Made from metal and with spinning vanes that move with the wind, these vents are great for providing natural ventilation for roofs. Ridge vents, which can be made from metal or PVC, are horizontal vents that run the length of your roof ridge and are designed to match the contours of your roofline.

This type of vent is incredibly efficient at extracting hot air from the attic space while allowing fresh air to enter, resulting in better ventilation. Finally, static roof vents are simple, but they can still be incredibly efficient when they are installed correctly.

These vents are typically installed near the peak of the roof and allow warm air to exhaust out while also drawing cool air into the attic.

Can a roof have too much ventilation?

Yes, it is possible to have too much ventilation on a roof. Having an excessive amount of ventilation can cause a variety of problems, such as problems with moisture control, temperature control, and even structural damage.

Excessive ventilation can cause the warm, moist air in the attic to mix with the cold, dry air outside, leading to condensation and the formation of mold and mildew in the attic. This can cause structural damage to the roof and wood frame, as well as increased allergens in the home.

Additionally, too much ventilation can allow the hot air from outside to enter the attic, driving up air conditioning costs throughout the summer months. To avoid these issues, it is important to balance the amount of ventilation on the roof for optimal temperature and moisture regulation.

What are ducts in a house?

Ducts in a house are the tubes or channels that carry air from one place to another. They are usually made from metal or flexible plastic material, and are usually placed within the walls and ceilings of the home.

Ducts are typically used in HVAC (heating, ventilation, and air conditioning) systems to distribute air throughout the house. The air is either heated or cooled by a unit inside the house, then circulated via the ductwork to the different rooms in the home.
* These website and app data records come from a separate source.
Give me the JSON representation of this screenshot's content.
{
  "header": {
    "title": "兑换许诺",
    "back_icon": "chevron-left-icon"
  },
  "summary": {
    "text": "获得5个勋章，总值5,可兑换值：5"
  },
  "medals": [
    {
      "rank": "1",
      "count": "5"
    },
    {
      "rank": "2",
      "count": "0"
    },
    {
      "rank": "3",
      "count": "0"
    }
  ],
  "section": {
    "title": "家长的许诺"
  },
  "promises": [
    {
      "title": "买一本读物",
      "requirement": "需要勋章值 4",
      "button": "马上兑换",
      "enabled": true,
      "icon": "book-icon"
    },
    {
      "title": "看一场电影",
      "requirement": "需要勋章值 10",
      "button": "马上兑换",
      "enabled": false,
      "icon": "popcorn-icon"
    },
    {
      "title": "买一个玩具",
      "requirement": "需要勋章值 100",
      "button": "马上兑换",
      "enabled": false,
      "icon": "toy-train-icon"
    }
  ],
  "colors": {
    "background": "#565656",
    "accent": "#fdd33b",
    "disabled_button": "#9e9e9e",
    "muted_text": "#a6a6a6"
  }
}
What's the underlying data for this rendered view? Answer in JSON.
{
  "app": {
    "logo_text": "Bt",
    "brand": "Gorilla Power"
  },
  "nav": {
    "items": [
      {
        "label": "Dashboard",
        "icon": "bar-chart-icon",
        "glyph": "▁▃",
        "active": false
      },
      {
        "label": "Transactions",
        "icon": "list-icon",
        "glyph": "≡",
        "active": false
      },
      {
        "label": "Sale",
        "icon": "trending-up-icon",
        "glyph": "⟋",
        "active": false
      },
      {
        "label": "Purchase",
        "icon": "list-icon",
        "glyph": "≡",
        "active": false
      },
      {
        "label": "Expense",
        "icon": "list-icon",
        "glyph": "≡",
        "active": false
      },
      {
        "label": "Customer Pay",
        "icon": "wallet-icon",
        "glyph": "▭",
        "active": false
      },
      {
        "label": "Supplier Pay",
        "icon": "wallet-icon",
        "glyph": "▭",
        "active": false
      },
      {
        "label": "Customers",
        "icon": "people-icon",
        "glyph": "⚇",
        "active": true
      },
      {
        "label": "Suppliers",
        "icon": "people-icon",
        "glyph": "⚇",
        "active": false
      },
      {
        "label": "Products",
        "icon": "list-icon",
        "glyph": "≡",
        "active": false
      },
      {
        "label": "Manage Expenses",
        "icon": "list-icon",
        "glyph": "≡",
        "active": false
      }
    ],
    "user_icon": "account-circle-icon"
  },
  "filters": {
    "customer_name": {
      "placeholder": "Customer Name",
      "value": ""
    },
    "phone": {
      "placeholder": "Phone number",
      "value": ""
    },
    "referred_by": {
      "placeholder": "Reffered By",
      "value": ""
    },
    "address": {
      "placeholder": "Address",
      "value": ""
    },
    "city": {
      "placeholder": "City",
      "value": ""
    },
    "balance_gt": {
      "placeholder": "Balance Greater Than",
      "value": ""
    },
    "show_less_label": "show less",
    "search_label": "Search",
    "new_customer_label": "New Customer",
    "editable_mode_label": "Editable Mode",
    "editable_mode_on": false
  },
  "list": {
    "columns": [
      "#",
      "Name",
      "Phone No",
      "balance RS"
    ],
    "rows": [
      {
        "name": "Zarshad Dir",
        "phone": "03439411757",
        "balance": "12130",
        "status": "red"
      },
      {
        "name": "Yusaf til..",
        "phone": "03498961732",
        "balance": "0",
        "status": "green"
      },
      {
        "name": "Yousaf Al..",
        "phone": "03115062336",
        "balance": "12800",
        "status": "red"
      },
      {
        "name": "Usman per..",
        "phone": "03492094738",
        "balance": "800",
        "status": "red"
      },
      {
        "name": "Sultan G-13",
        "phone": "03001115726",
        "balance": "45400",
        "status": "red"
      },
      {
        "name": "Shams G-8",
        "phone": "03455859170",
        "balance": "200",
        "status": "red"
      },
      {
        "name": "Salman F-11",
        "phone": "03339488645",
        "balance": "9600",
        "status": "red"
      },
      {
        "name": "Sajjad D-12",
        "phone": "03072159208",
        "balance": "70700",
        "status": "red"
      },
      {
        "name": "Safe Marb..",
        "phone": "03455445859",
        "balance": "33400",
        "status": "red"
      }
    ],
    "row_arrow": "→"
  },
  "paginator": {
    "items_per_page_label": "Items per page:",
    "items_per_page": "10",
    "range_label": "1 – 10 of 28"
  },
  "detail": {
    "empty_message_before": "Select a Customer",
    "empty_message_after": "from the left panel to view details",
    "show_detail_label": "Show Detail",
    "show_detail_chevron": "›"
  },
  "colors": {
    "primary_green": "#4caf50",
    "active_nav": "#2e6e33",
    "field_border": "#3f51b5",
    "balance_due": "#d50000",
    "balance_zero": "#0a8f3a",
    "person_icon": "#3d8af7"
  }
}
Ducts can also be used to return air to the HVAC unit, to provide ventilation in bathrooms, and to move outside air into the home for successful carbon dioxide reversal. Ductwork should be inspected and maintained regularly to ensure that air is circulating as it should, and prevent any issues such as blockages due to dust, dirt, and debris.

How many ducts are in the human body?

The human body contains about 25 ducts in total. These ducts include the: bronchial tubes, esophagus, trachea, small intestine, colon, ureters, urethra, common bile duct, pancreatic duct, lachrymal canaliculi, thoracic duct, ejaculatory duct, nasolacrimal ducts, salivary glands, sweat gland ducts, and sebaceous gland ducts.

Additionally, the male reproductive system also contains vas deferens and the female reproductive system contains Fallopian tubes and uterine tubes as well as oviducts. The ducts in the human body all serve important functions, allowing the body to circulate air, food, waste, hormones and fluids throughout the body.

Are metal ducts better than flex ducts?

It depends on your specific needs. Flex ducts are generally easier to install because they are more malleable than metal ducts and can be bent to fit into tight spaces. However, metal ducts typically provide better airflow and better stability, so if you’re looking for more efficient heating and cooling, metal ducts may be the better option.

Metal ducts are also more durable, so if you are looking for a long-term solution, metal may be the way to go. Additionally, metal ducts can provide greater soundproofing benefits than flex ducts, creating a quieter environment in your home.

Ultimately, your choice will depend on the specifics of what you need to accomplish with your heating and cooling.